3. Take OTC Pain Meds

Some broken teeth are downright painful. There are nerves in your teeth and the manner in which you broke your tooth may also be causing pain. To reduce your pain, take some over-the-counter pain reliever. 

4. Get an Ice Pack

Next, you’ll need to fetch a cold compress. An ice pack or a bag filled with ice will also work well. Apply the ice pack to your mouth to reduce any swelling and reduce any pain you feel. 

Apply this to the outside of your mouth or lip area where the broken tooth is. You can also wrap the ice pack in a paper towel or a dish rag if it’s too cold on your skin.

5. Avoid Hot or Cold Foods

An exposed nerve is no laughing matter. If you’re feeling a lot of pain then it’s possible that you also exposed a nerve when your tooth broke. For this reason, it’s best to avoid cold or hot foods. 

Nerves are extremely sensitive to these temperatures, so go for room temperature if you have a broken tooth and pain. You should also choose soft, easy to chew foods.

6. Call a Dentist

Once you have stopped the bleeding, taken some OTC pain medication, and applied an ice pack, it’s time to call a dentist. If your broken tooth injury occurred on the weekend, then an emergency dentist may be able to assist you. For painful or completely removed broken teeth, it’s essential you see a dentist ASAP to fix the damage. 

Explain to the dentist what happened and the nature of your broken tooth. Be sure to also mention any pain and if the root of your tooth was also removed during your injury.

7. Get Dental Cement

If you can’t get into a dentist immediately then you can purchase dental cement. Dental cement is available at most drug stores. Read the directions thoroughly to apply the dental cement correctly. 

8. Chewing Gum

You may be thinking, “how is this a good time for chewing gum?”
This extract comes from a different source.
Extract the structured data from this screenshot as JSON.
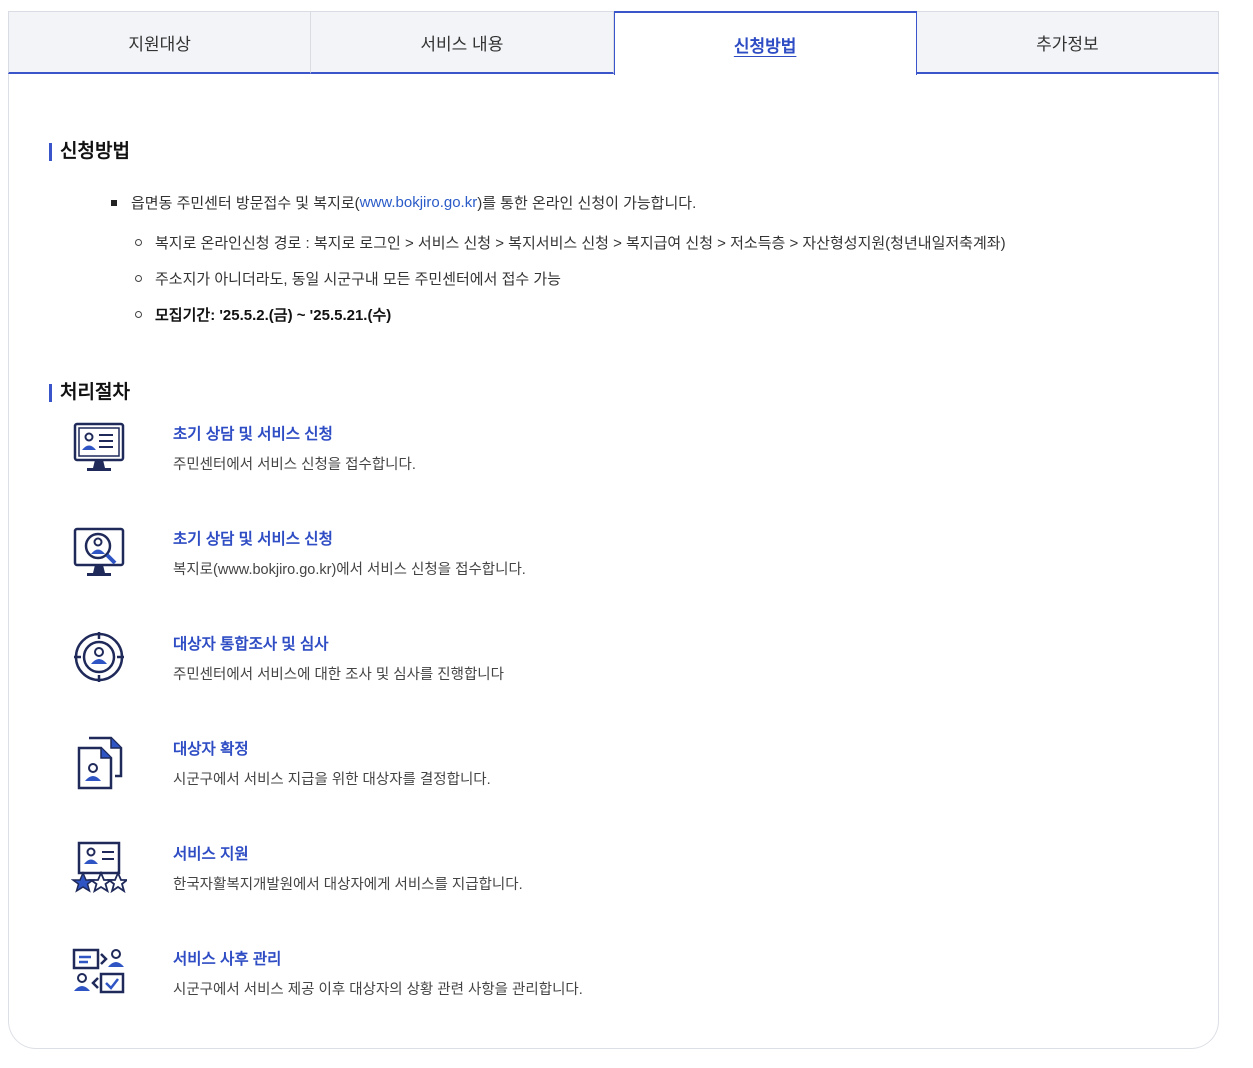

But, chewing gum can help to protect your tongue from jagged edges on your broken tooth. Simply apply a piece of sugarless chewing gum or paraffin wax to cover the jagged area. 

Broken Teeth: Seeing a Dentist, Not the Tooth Fairy

A visit from the tooth fairy was fun when we lost a tooth when we were 7. When we have broken teeth, the idea of the tooth fairy coming isn’t so appealing. Instead, we are likely to be excitedly awaiting our dental appointment. 

Whenever a break, crack, or dental problem occurs, call your dentist. You should also visit the dentist twice a year to ensure that your teeth and gums are healthy. Both healthy gums and teeth can help to prevent broken teeth, so it’s essential that you see the dentist regularly. 

If you are afraid of the dentist, then know you’re not alone. There are dentists who will understand your fear and empathize with you. Some dentists are even able to provide their fearful patients with sedative medications. 

A dentist’s main goal should be to heal the tooth and provide you with comfort. Dentists want their patients to feel comfortable, so never be afraid to ask questions and speak up when you have a dental emergency. 

Want to learn more about gum and tooth health? Check out our blog post to learn more.